● **Your task**
Each entry needs to be reproduced exactly as it is.

Information provided START

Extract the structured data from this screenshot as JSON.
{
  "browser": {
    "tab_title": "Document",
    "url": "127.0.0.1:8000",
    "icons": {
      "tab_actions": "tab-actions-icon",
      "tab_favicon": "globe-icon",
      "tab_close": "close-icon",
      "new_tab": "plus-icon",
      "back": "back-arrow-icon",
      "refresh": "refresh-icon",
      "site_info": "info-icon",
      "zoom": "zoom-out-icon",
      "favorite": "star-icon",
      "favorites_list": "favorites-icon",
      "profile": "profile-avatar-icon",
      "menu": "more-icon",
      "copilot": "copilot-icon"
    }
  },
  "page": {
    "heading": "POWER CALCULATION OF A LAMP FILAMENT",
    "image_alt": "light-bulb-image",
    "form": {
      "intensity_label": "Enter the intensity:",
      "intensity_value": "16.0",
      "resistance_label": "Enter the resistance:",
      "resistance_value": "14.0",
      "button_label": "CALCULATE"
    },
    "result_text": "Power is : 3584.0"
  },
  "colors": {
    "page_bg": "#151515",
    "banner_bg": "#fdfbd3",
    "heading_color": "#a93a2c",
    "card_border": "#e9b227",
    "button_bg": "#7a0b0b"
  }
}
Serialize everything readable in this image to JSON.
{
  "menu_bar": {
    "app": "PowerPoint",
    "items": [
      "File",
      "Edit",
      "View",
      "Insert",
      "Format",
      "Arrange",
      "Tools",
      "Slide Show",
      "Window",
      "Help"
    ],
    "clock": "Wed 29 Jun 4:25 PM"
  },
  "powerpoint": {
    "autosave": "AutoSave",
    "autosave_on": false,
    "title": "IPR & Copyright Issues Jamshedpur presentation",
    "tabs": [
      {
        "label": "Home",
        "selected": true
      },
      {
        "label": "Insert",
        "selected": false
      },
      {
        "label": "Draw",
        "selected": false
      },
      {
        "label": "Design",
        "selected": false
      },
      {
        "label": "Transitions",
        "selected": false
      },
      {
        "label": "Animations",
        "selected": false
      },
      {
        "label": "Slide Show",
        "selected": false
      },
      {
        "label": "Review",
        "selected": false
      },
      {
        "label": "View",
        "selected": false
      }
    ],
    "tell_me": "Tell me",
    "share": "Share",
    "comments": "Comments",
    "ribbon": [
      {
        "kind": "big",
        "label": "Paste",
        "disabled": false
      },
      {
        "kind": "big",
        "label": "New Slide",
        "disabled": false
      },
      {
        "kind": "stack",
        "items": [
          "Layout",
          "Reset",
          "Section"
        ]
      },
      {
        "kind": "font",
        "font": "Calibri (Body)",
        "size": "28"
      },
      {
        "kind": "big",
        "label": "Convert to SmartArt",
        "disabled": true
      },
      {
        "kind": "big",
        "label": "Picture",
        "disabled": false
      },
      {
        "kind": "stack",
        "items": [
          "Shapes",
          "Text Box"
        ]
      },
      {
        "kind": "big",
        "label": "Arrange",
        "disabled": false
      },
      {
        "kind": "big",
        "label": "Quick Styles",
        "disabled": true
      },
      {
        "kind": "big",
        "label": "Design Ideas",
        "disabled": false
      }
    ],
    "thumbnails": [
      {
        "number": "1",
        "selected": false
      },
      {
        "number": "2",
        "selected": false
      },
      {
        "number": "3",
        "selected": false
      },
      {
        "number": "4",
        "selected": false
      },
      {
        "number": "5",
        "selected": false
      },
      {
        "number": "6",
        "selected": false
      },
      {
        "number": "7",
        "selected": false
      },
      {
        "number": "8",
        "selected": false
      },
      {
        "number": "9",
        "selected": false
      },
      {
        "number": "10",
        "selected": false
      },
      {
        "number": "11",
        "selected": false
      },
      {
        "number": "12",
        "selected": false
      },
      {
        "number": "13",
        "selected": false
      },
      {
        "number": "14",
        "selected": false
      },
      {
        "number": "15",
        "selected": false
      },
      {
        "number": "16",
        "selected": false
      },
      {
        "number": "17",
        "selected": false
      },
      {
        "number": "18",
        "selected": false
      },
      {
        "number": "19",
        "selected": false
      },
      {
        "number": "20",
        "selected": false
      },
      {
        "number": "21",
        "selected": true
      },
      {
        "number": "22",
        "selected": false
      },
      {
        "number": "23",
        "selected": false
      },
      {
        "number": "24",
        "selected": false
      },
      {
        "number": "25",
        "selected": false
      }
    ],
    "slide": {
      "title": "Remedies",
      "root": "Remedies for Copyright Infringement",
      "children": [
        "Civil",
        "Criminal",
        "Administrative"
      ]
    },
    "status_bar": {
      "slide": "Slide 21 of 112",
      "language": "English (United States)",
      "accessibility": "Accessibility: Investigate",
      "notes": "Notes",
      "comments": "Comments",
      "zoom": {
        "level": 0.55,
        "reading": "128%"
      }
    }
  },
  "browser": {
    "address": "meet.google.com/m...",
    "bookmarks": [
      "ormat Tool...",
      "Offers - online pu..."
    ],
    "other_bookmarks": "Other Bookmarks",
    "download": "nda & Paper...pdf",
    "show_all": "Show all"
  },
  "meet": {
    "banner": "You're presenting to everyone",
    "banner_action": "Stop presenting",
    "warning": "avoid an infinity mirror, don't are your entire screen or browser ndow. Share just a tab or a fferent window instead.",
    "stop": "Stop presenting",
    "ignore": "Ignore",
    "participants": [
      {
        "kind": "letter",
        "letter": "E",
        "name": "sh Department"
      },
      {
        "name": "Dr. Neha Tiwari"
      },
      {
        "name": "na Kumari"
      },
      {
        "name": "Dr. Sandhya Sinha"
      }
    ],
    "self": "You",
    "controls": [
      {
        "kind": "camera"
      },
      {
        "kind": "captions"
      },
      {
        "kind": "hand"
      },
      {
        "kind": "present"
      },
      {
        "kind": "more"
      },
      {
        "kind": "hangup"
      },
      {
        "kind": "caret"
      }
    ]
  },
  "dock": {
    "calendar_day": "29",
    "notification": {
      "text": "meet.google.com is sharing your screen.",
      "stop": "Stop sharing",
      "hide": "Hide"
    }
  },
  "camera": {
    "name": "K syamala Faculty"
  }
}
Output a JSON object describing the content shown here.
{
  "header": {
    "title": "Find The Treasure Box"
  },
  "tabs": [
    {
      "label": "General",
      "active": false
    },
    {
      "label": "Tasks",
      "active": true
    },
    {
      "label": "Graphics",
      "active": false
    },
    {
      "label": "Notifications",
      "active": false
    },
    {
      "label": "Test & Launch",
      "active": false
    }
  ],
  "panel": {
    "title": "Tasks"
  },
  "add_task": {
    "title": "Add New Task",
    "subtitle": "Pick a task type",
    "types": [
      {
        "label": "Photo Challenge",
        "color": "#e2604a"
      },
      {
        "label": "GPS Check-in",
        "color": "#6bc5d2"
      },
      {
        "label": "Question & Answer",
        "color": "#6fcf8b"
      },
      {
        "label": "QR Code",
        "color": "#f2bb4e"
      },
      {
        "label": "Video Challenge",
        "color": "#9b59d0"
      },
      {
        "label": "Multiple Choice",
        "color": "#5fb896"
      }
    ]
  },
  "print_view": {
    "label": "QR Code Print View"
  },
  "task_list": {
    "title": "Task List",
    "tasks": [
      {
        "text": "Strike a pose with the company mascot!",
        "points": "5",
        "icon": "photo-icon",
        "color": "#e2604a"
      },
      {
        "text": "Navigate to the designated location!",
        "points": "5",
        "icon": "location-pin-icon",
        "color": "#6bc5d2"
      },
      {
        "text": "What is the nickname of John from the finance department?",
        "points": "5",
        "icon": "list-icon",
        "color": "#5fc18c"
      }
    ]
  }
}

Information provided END

● **Final answer**
Extract the structured data from this screenshot as JSON.
{
  "browser": {
    "tab_title": "Document",
    "url": "127.0.0.1:8000",
    "icons": {
      "tab_actions": "tab-actions-icon",
      "tab_favicon": "globe-icon",
      "tab_close": "close-icon",
      "new_tab": "plus-icon",
      "back": "back-arrow-icon",
      "refresh": "refresh-icon",
      "site_info": "info-icon",
      "zoom": "zoom-out-icon",
      "favorite": "star-icon",
      "favorites_list": "favorites-icon",
      "profile": "profile-avatar-icon",
      "menu": "more-icon",
      "copilot": "copilot-icon"
    }
  },
  "page": {
    "heading": "POWER CALCULATION OF A LAMP FILAMENT",
    "image_alt": "light-bulb-image",
    "form": {
      "intensity_label": "Enter the intensity:",
      "intensity_value": "16.0",
      "resistance_label": "Enter the resistance:",
      "resistance_value": "14.0",
      "button_label": "CALCULATE"
    },
    "result_text": "Power is : 3584.0"
  },
  "colors": {
    "page_bg": "#151515",
    "banner_bg": "#fdfbd3",
    "heading_color": "#a93a2c",
    "card_border": "#e9b227",
    "button_bg": "#7a0b0b"
  }
}
Serialize everything readable in this image to JSON.
{
  "menu_bar": {
    "app": "PowerPoint",
    "items": [
      "File",
      "Edit",
      "View",
      "Insert",
      "Format",
      "Arrange",
      "Tools",
      "Slide Show",
      "Window",
      "Help"
    ],
    "clock": "Wed 29 Jun 4:25 PM"
  },
  "powerpoint": {
    "autosave": "AutoSave",
    "autosave_on": false,
    "title": "IPR & Copyright Issues Jamshedpur presentation",
    "tabs": [
      {
        "label": "Home",
        "selected": true
      },
      {
        "label": "Insert",
        "selected": false
      },
      {
        "label": "Draw",
        "selected": false
      },
      {
        "label": "Design",
        "selected": false
      },
      {
        "label": "Transitions",
        "selected": false
      },
      {
        "label": "Animations",
        "selected": false
      },
      {
        "label": "Slide Show",
        "selected": false
      },
      {
        "label": "Review",
        "selected": false
      },
      {
        "label": "View",
        "selected": false
      }
    ],
    "tell_me": "Tell me",
    "share": "Share",
    "comments": "Comments",
    "ribbon": [
      {
        "kind": "big",
        "label": "Paste",
        "disabled": false
      },
      {
        "kind": "big",
        "label": "New Slide",
        "disabled": false
      },
      {
        "kind": "stack",
        "items": [
          "Layout",
          "Reset",
          "Section"
        ]
      },
      {
        "kind": "font",
        "font": "Calibri (Body)",
        "size": "28"
      },
      {
        "kind": "big",
        "label": "Convert to SmartArt",
        "disabled": true
      },
      {
        "kind": "big",
        "label": "Picture",
        "disabled": false
      },
      {
        "kind": "stack",
        "items": [
          "Shapes",
          "Text Box"
        ]
      },
      {
        "kind": "big",
        "label": "Arrange",
        "disabled": false
      },
      {
        "kind": "big",
        "label": "Quick Styles",
        "disabled": true
      },
      {
        "kind": "big",
        "label": "Design Ideas",
        "disabled": false
      }
    ],
    "thumbnails": [
      {
        "number": "1",
        "selected": false
      },
      {
        "number": "2",
        "selected": false
      },
      {
        "number": "3",
        "selected": false
      },
      {
        "number": "4",
        "selected": false
      },
      {
        "number": "5",
        "selected": false
      },
      {
        "number": "6",
        "selected": false
      },
      {
        "number": "7",
        "selected": false
      },
      {
        "number": "8",
        "selected": false
      },
      {
        "number": "9",
        "selected": false
      },
      {
        "number": "10",
        "selected": false
      },
      {
        "number": "11",
        "selected": false
      },
      {
        "number": "12",
        "selected": false
      },
      {
        "number": "13",
        "selected": false
      },
      {
        "number": "14",
        "selected": false
      },
      {
        "number": "15",
        "selected": false
      },
      {
        "number": "16",
        "selected": false
      },
      {
        "number": "17",
        "selected": false
      },
      {
        "number": "18",
        "selected": false
      },
      {
        "number": "19",
        "selected": false
      },
      {
        "number": "20",
        "selected": false
      },
      {
        "number": "21",
        "selected": true
      },
      {
        "number": "22",
        "selected": false
      },
      {
        "number": "23",
        "selected": false
      },
      {
        "number": "24",
        "selected": false
      },
      {
        "number": "25",
        "selected": false
      }
    ],
    "slide": {
      "title": "Remedies",
      "root": "Remedies for Copyright Infringement",
      "children": [
        "Civil",
        "Criminal",
        "Administrative"
      ]
    },
    "status_bar": {
      "slide": "Slide 21 of 112",
      "language": "English (United States)",
      "accessibility": "Accessibility: Investigate",
      "notes": "Notes",
      "comments": "Comments",
      "zoom": {
        "level": 0.55,
        "reading": "128%"
      }
    }
  },
  "browser": {
    "address": "meet.google.com/m...",
    "bookmarks": [
      "ormat Tool...",
      "Offers - online pu..."
    ],
    "other_bookmarks": "Other Bookmarks",
    "download": "nda & Paper...pdf",
    "show_all": "Show all"
  },
  "meet": {
    "banner": "You're presenting to everyone",
    "banner_action": "Stop presenting",
    "warning": "avoid an infinity mirror, don't are your entire screen or browser ndow. Share just a tab or a fferent window instead.",
    "stop": "Stop presenting",
    "ignore": "Ignore",
    "participants": [
      {
        "kind": "letter",
        "letter": "E",
        "name": "sh Department"
      },
      {
        "name": "Dr. Neha Tiwari"
      },
      {
        "name": "na Kumari"
      },
      {
        "name": "Dr. Sandhya Sinha"
      }
    ],
    "self": "You",
    "controls": [
      {
        "kind": "camera"
      },
      {
        "kind": "captions"
      },
      {
        "kind": "hand"
      },
      {
        "kind": "present"
      },
      {
        "kind": "more"
      },
      {
        "kind": "hangup"
      },
      {
        "kind": "caret"
      }
    ]
  },
  "dock": {
    "calendar_day": "29",
    "notification": {
      "text": "meet.google.com is sharing your screen.",
      "stop": "Stop sharing",
      "hide": "Hide"
    }
  },
  "camera": {
    "name": "K syamala Faculty"
  }
}
Output a JSON object describing the content shown here.
{
  "header": {
    "title": "Find The Treasure Box"
  },
  "tabs": [
    {
      "label": "General",
      "active": false
    },
    {
      "label": "Tasks",
      "active": true
    },
    {
      "label": "Graphics",
      "active": false
    },
    {
      "label": "Notifications",
      "active": false
    },
    {
      "label": "Test & Launch",
      "active": false
    }
  ],
  "panel": {
    "title": "Tasks"
  },
  "add_task": {
    "title": "Add New Task",
    "subtitle": "Pick a task type",
    "types": [
      {
        "label": "Photo Challenge",
        "color": "#e2604a"
      },
      {
        "label": "GPS Check-in",
        "color": "#6bc5d2"
      },
      {
        "label": "Question & Answer",
        "color": "#6fcf8b"
      },
      {
        "label": "QR Code",
        "color": "#f2bb4e"
      },
      {
        "label": "Video Challenge",
        "color": "#9b59d0"
      },
      {
        "label": "Multiple Choice",
        "color": "#5fb896"
      }
    ]
  },
  "print_view": {
    "label": "QR Code Print View"
  },
  "task_list": {
    "title": "Task List",
    "tasks": [
      {
        "text": "Strike a pose with the company mascot!",
        "points": "5",
        "icon": "photo-icon",
        "color": "#e2604a"
      },
      {
        "text": "Navigate to the designated location!",
        "points": "5",
        "icon": "location-pin-icon",
        "color": "#6bc5d2"
      },
      {
        "text": "What is the nickname of John from the finance department?",
        "points": "5",
        "icon": "list-icon",
        "color": "#5fc18c"
      }
    ]
  }
}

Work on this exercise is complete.